The SSPCA contacted my neighbour, Bjørn, a few days ago, to ask if he could rescue some Shetland ponies that were in desperate need of help. Along with two other folk from other Shetland studs, we took our trailer, some head collars and food to go to the rescue. The ponies were situated in three fields in the north-end of the mainland (main island).
The first were four colts who were in a shocking state of neglect and starvation. They had eaten everything in the field and were down to mud. We could see there were at least a few bales of hay but the ponies needed to be moved quickly or they would be dead soon.
One of the ponies was immediately rehomed and we decided to return to the remainder after looking at and moving the mares, fillies and some more colts first. So off we went in a convoy to Hillswick.
With the help of a bucket of rattly pony nuts, we successfully caught the ponies and loaded them into various trailers. It was remarkably easy and we collectively breathed a huge sigh of relief.
These were not fields to go chasing errant Shetland ponies round that didn’t want to be caught. We would’ve been head first in the mud. The colts had nothing in their field to eat but the mares were not too bad. They didn’t look as bad as the previous ponies.
Everyone loaded mostly cooperatively.
So the mares and fillies went one way and the colts (plus a gelding) went another. We dropped them off to live in a 37 acre field that looked perfect for Shetland ponies.
(the view opposite).
We had to rush as daylight was at a premium and so we returned for the three remaining starved colts. They looked awful. We were all visibly shaken.
They were caught and loaded like little troopers. Sadly very wobbly on their legs and not in a good way at all. We took some of the hay to cushion their journey. It broke my heart to see just how subdued they were.
Jo drove slowly home hoping they had enough strength for the trip. We decided to take them back to my croft. My goat shed is empty and just the right size. It has a small paddock attached and then a bigger one leading off it. Before we unloaded the ponies, we set up the shed with rubber mats, hay, water and a bowl of foal mix.
You can’t really see the ponies’ condition from the pictures but their hip bones, ribs and spine were protruding prominently.
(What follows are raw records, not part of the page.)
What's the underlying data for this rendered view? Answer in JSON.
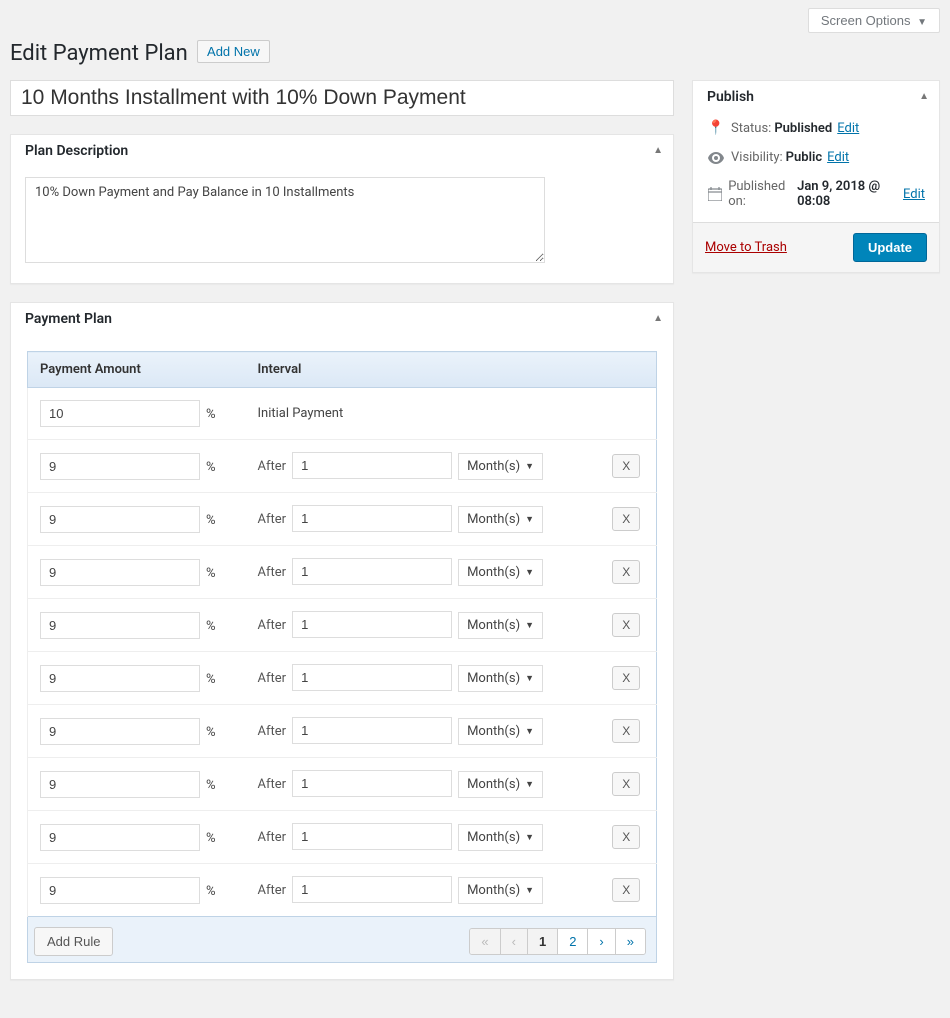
{
  "top": {
    "screen_options": "Screen Options",
    "page_title": "Edit Payment Plan",
    "add_new": "Add New"
  },
  "title_input": {
    "value": "10 Months Installment with 10% Down Payment"
  },
  "description_box": {
    "heading": "Plan Description",
    "value": "10% Down Payment and Pay Balance in 10 Installments"
  },
  "plan_box": {
    "heading": "Payment Plan",
    "columns": {
      "amount": "Payment Amount",
      "interval": "Interval"
    },
    "initial": {
      "amount": "10",
      "interval_label": "Initial Payment"
    },
    "pct_symbol": "%",
    "after_label": "After",
    "unit_label": "Month(s)",
    "remove_label": "X",
    "rows": [
      {
        "amount": "9",
        "interval": "1"
      },
      {
        "amount": "9",
        "interval": "1"
      },
      {
        "amount": "9",
        "interval": "1"
      },
      {
        "amount": "9",
        "interval": "1"
      },
      {
        "amount": "9",
        "interval": "1"
      },
      {
        "amount": "9",
        "interval": "1"
      },
      {
        "amount": "9",
        "interval": "1"
      },
      {
        "amount": "9",
        "interval": "1"
      },
      {
        "amount": "9",
        "interval": "1"
      }
    ],
    "footer": {
      "add_rule": "Add Rule",
      "pager": {
        "first": "«",
        "prev": "‹",
        "next": "›",
        "last": "»",
        "pages": [
          "1",
          "2"
        ],
        "active_index": 0
      }
    }
  },
  "publish_box": {
    "heading": "Publish",
    "status": {
      "label": "Status:",
      "value": "Published",
      "edit": "Edit"
    },
    "visibility": {
      "label": "Visibility:",
      "value": "Public",
      "edit": "Edit"
    },
    "published": {
      "label": "Published on:",
      "value": "Jan 9, 2018 @ 08:08",
      "edit": "Edit"
    },
    "trash": "Move to Trash",
    "update": "Update"
  }
}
I would give them a condition score of 0 and that is being generous. To bring them back from the brink is a big job. I am not sure whether we will be successful. They are all foals from last year and in a terrible state.
They need to firstly warm up, dry off and fluff up. Hard food will be given to them little and often with as much as hay as they want. That will keep their guts going and stop things shutting down. We mustn’t shock load their system. They are absolutely enchanting, though. I will keep you all posted but don’t hold your breath.
I must find out their names next.